Two books in one - half only about UK newspapers
I recommend this book to anyone interested in the inner workings of the press, and sound explanations for the increasing amount of "churnalism" over originally researched and fact-tested stories. The book divulges very interesting mechanisms behind the sway of PR-people over the media, the economy of fast and readable headlines, and unscrupulous wartime coverage in favor of Irak 1 and 2 despite the press having solid sources saying that Hussein had no WMDs.

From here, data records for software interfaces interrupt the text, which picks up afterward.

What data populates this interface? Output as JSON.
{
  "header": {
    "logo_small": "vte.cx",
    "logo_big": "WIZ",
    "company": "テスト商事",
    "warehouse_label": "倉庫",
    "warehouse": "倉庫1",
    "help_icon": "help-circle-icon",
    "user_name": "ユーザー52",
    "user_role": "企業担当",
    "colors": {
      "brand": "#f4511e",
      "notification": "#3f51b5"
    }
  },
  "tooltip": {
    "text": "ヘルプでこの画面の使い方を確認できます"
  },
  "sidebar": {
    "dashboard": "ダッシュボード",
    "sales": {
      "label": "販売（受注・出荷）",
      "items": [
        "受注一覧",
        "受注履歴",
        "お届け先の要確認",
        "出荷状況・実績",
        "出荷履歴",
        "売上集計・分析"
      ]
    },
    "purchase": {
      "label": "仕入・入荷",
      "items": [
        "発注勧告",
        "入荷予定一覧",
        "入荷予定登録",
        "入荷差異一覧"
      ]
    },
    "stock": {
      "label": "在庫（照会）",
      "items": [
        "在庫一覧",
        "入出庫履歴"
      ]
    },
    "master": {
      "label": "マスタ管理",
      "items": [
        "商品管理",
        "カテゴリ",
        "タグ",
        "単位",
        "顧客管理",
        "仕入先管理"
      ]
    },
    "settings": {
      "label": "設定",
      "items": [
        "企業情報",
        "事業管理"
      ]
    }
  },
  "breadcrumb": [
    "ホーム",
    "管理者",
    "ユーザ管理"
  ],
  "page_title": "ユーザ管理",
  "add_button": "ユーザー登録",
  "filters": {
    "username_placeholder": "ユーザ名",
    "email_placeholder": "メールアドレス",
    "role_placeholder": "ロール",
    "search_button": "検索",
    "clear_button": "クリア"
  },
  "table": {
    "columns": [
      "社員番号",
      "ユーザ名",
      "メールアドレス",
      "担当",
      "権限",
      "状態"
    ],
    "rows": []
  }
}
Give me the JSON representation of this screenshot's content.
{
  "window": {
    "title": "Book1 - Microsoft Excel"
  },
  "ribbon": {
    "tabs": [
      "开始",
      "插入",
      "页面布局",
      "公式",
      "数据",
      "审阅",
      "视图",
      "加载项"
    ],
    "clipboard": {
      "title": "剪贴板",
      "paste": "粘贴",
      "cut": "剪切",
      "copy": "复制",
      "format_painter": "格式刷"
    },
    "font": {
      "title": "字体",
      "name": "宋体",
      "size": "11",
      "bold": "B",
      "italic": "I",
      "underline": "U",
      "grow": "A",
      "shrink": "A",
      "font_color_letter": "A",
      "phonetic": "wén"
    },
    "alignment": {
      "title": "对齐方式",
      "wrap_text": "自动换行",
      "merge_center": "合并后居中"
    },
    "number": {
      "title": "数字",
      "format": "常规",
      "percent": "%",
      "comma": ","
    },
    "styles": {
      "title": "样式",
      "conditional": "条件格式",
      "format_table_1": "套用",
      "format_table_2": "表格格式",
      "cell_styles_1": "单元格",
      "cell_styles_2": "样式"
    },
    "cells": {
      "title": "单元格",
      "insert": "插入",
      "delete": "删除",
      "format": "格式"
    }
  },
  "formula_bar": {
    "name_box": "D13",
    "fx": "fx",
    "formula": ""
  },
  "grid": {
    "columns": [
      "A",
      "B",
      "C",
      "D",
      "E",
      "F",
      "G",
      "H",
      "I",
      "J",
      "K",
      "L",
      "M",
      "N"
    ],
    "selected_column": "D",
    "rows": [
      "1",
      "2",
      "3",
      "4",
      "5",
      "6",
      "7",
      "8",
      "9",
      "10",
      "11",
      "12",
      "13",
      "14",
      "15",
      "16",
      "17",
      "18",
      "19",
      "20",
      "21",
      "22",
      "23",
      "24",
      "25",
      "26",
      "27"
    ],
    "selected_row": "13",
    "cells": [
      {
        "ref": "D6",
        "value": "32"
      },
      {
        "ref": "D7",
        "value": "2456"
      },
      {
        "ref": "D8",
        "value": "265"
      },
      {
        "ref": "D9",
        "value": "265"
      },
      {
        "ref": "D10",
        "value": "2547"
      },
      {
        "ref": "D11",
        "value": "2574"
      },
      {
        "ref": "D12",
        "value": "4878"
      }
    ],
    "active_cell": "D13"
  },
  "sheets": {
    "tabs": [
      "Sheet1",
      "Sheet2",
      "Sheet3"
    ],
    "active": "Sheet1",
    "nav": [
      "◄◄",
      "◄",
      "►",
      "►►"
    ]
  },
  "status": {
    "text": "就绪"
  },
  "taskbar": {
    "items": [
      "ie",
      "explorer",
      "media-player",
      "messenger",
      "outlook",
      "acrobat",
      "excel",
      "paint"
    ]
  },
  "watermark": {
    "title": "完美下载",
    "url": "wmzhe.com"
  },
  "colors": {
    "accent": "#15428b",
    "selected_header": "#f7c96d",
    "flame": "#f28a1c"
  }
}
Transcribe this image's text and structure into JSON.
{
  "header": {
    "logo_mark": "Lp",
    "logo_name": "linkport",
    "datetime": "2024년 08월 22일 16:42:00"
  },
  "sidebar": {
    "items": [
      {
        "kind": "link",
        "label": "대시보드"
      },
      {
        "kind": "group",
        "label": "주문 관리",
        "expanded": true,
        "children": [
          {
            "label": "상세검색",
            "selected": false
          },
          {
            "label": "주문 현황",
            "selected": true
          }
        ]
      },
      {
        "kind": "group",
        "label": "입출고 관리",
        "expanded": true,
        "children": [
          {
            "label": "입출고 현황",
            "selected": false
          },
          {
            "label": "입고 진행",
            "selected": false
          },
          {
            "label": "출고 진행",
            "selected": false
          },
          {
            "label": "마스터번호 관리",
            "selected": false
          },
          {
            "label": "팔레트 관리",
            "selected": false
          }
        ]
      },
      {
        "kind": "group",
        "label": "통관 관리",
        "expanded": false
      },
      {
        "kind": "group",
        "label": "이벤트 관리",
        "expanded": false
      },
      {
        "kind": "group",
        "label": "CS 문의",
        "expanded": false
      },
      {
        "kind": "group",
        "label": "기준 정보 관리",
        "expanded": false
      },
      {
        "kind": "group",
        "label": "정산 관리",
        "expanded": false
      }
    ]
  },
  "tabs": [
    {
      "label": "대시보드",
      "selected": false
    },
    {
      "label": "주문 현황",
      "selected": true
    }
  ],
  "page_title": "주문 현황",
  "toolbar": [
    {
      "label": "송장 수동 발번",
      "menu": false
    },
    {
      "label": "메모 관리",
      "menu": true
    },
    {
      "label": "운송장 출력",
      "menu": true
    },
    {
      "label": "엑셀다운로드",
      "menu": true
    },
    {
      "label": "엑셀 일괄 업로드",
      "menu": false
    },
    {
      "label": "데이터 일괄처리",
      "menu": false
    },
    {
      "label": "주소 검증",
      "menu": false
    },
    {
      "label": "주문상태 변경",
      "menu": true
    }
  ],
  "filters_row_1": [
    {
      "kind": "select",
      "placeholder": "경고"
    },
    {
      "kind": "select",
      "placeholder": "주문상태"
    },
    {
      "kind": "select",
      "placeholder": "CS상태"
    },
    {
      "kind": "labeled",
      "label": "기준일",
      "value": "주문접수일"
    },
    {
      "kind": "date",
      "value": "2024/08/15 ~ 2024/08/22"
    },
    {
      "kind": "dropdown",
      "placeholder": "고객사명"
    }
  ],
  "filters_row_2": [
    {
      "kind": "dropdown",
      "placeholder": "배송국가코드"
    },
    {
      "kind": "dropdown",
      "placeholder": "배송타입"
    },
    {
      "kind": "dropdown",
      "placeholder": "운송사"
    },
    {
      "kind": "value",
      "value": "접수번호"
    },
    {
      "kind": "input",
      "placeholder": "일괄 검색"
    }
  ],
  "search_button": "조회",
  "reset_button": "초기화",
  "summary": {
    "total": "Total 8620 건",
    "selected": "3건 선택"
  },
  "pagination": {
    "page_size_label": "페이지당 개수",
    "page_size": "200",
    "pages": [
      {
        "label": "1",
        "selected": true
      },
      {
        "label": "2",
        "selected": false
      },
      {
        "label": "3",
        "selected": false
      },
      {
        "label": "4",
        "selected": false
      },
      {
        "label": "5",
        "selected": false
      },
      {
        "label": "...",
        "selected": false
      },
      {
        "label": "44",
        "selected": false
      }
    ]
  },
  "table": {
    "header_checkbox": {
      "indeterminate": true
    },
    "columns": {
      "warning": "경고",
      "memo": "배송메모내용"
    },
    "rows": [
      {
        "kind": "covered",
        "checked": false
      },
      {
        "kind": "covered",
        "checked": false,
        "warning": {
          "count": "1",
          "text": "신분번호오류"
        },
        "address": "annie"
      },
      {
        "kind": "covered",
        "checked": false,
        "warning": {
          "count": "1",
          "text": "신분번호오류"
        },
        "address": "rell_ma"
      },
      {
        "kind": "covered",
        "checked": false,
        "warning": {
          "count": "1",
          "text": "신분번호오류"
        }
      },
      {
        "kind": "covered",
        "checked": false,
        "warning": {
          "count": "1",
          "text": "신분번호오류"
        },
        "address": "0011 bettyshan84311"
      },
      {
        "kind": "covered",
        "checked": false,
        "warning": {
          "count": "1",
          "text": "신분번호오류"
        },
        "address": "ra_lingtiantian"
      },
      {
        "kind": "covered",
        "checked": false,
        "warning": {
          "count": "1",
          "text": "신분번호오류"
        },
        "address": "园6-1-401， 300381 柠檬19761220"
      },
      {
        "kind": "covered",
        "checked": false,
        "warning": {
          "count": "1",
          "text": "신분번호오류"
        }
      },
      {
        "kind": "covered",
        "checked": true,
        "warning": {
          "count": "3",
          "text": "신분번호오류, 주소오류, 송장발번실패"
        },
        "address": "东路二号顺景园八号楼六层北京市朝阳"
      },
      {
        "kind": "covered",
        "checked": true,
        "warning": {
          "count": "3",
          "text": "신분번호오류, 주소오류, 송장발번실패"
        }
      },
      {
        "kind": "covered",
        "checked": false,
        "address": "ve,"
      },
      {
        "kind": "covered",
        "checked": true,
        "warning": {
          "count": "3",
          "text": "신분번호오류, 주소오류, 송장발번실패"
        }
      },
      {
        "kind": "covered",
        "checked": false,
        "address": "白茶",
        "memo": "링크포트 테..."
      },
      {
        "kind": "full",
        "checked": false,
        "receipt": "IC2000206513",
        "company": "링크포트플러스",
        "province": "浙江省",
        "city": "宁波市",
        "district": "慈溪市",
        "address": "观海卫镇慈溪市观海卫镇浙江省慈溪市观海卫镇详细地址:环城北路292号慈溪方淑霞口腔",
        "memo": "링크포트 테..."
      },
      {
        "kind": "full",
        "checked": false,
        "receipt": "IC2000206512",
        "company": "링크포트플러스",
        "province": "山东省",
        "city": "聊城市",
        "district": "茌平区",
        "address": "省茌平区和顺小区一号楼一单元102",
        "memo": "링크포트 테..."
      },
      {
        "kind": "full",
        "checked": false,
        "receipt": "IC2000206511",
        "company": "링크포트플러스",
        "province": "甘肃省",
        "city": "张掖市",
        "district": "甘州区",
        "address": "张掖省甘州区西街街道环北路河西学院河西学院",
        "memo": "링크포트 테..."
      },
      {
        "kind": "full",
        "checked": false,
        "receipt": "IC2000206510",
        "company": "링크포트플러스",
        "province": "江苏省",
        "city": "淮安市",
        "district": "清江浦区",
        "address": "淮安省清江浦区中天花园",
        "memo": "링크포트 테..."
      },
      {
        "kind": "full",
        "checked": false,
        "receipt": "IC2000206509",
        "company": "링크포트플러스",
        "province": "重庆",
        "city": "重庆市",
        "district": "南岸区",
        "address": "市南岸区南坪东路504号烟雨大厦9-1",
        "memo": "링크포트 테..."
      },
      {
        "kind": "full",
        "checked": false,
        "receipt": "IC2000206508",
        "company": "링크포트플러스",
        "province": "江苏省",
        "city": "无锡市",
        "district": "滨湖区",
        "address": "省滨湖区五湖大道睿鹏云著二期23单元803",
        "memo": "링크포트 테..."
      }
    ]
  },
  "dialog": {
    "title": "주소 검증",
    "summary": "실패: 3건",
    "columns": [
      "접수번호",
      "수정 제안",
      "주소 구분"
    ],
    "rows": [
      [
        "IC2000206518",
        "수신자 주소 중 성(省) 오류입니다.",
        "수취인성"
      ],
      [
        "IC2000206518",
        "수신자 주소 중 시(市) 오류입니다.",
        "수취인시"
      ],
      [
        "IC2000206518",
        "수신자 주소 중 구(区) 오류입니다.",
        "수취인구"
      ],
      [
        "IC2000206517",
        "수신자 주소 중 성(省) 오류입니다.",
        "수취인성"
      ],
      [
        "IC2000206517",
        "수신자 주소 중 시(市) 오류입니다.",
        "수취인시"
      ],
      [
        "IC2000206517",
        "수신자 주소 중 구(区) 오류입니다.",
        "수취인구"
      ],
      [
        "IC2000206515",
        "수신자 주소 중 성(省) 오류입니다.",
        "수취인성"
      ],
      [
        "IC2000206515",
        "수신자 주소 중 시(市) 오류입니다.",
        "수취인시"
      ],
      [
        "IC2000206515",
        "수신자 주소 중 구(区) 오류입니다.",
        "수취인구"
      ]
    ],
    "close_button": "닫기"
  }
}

Unfortunately, that is only half the book. The other half concerns frontal attacks on particular British Fleet Street Newspapers. The author has his own bones to pick combined with solid resarch based on personal experience and many professional contacts. This sometimes feels a bit personal, but the big problem is that those parts are largely irrelevant to readers outside the UK, even if meticulously researched and easy to read. In conclusion, this could have been a five-star listen for me if an "international edition" of maybe 9 hours was available,. If you aren't in Britain, you might get bored with Fleet Street name games.
- Lieberoth (lieberoth.wordpress.com)